A late breakfast at the Viera Wetlands.
Florida both sucks and rocks. On the sucky side are sticky 100-degree summers, man-eating mosquitos, and a political climate that would make most Third World banana republics look like Switzerland. Honest to God, the stuff in Carl Hiasaen's novels is not exaggeration.
On the upside, there's an ecosystem like none other in the US -- third-magnitude springs seemingly behind every bush, a dizzying inventory of dragonflies and butterflies, and of course, tons of birds, including several species not found anywhere else in the US. And a couple weekends ago, Glenn and I spent an excellent weekend looking at them.
It started with what used to be a routine event: the scheduled launch of the Space Shuttle, another wonderful and purely Floridian thing. Once upon a time, I had been a technical writer on the Space Shuttle program (it's not nearly as exciting as it sounds) and always felt a bit of pride whenever one of those things went up. Over time, I stopped looking for announcements of upcoming launches. But now the program was coming to an end, and this would be the second-to-last scheduled flight. Glenn thought it would be fun to photograph a space launch, we were only a two-hour drive from Cape Canaveral -- so off we went.
We knew, too, that the launch was likely to be delayed or cancelled--it almost always has been as of late. But even if this happened, there were still birds to see in the area. Lots of birds.
The launch two Fridays ago (a re-try from failed attempts on Wednesday and Thursday) was scheduled for 3:00. So we left Gainesville before sunrise and planned to spend the morning at the Viera Wetlands, about half an hour south of our planned launch viewing site in Titusville. At Viera, two potential life birds for both of us -- a Snail Kite and a Great Cormorant --had been reported, and even better, both had been making regular appearances over the past week or so.
We got to the Viera Wetlands at 9:00 and I immediately felt an alien sensation: cold. It was REALLY cold. Back in Gainesville, temperatures had been in the mid-eighties until a few days earlier, and it did not occur to me to bring a jacket.

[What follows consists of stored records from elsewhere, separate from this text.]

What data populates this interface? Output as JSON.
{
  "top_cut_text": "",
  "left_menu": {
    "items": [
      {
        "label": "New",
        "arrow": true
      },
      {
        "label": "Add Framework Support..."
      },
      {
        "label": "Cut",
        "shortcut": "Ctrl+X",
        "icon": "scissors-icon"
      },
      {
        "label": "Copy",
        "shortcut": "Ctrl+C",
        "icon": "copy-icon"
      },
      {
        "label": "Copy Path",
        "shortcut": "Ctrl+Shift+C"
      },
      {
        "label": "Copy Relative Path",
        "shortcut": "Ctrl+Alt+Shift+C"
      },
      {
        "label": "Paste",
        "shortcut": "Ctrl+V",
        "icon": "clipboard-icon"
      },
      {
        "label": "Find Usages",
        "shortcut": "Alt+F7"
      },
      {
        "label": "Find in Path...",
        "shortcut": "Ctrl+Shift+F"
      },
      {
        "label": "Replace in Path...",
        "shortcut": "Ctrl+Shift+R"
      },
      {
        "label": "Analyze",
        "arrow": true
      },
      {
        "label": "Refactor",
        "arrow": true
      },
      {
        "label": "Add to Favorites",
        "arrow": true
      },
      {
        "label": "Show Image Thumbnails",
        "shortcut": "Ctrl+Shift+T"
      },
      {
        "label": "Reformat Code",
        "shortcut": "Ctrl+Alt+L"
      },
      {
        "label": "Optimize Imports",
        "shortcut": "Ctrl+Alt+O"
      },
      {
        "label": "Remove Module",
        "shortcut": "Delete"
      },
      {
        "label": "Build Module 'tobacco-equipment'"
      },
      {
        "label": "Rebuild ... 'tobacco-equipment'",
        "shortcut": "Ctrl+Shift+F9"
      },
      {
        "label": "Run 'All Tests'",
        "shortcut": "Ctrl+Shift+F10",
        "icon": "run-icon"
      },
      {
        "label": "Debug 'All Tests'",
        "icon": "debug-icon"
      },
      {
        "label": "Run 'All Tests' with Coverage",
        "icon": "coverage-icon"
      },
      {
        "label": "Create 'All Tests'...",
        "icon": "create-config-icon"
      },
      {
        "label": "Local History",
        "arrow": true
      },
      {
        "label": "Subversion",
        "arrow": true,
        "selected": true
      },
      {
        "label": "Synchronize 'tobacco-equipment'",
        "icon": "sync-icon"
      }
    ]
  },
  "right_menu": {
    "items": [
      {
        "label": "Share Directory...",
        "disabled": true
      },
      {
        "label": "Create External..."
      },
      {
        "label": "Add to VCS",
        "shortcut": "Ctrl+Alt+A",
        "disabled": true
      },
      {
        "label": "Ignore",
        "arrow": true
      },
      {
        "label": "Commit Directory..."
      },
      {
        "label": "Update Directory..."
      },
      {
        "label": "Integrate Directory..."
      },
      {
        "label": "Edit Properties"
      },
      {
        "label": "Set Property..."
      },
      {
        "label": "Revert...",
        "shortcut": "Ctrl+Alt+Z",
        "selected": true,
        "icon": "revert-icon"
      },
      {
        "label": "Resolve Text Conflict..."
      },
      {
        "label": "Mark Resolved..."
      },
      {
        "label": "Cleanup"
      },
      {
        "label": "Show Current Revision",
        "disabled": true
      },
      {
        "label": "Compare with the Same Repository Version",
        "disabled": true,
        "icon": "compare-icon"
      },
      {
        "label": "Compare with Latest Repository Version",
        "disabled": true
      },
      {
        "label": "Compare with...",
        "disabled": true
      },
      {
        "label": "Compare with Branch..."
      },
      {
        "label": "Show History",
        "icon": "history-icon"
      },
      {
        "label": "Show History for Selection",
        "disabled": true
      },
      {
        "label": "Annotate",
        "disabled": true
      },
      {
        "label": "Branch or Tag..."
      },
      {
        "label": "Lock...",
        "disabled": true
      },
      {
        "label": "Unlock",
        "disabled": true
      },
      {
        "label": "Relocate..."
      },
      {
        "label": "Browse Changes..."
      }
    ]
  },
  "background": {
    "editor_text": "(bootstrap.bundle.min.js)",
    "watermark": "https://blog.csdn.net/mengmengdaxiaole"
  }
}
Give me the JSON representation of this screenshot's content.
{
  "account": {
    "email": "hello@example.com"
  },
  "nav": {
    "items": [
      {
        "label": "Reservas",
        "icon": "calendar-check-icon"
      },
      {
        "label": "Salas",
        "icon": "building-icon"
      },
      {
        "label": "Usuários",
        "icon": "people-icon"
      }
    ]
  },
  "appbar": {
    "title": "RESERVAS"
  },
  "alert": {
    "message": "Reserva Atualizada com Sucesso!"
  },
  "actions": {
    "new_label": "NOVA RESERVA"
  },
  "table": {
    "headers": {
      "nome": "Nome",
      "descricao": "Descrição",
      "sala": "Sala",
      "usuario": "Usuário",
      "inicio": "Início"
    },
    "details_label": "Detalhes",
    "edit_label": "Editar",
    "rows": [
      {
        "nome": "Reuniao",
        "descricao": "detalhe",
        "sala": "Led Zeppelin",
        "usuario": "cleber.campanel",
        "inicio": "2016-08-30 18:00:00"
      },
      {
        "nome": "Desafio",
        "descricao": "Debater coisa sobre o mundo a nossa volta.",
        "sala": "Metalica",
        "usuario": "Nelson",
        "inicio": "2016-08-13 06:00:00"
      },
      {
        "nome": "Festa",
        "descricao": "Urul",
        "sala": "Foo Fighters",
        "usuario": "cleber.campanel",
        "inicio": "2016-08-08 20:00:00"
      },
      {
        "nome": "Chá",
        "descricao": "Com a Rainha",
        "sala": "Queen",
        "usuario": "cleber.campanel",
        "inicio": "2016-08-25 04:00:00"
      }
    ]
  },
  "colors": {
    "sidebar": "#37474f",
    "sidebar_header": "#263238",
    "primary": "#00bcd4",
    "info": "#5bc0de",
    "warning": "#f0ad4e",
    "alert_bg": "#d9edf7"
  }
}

For that matter, I had totally forgotten that I even owned such an object, and after about half an hour, I found myself digging through my overnight bag (we were spending the night with Glenn's photographer friend Harry) and putting the second shirt that I had bought over the one I was wearing. Never mind that they weren't in even remotely harmonious colors and one of them had stripes and one of them a print. I was COLD.
This was one of those times I was glad I don't have kids: they would have been humiliated.
But thankfully, the wetlands were nearly free of other people, except for a few retiree birders, who generally have no business lecturing others about their fashion choices. And there were a lot of birds: within fifteen minutes of our arrival, we got great looks at two birds that almost never appear in our area, only a two-hour drive away: a pair of Caracaras and a noisy exhibitionist Limpkin.
And after about two hours of searching, we found the Snail Kite!
This bird was either an adult female or a juvenile. Still, it was distinctive and cool, and a new bird for both of us. Glenn called Harry to let him knew we'd arrived and found the Kite, and he told us the shuttle launch had been (unsurprisingly) scrubbed because of technical issues. But we no longer cared: this gave us more time to look for birds.
After a pleasant lunch chez Harry, he drove with us back to the wetlands to look for the Great Cormorant--who was exactly where Harry had said it would be:
After getting our Great Cormorant, we took another spin through the wetlands to get more looks at the Snail Kite. Then we headed back to Harry's place, where he showed off his cooking skills and his new barbecue by grilling up a raft of enormous steaks.
And it no longer mattered that the Space Shuttle launch had been scotched once again. We got two life birds, a splendid dinner, and a long evening with good friends. What more can one want?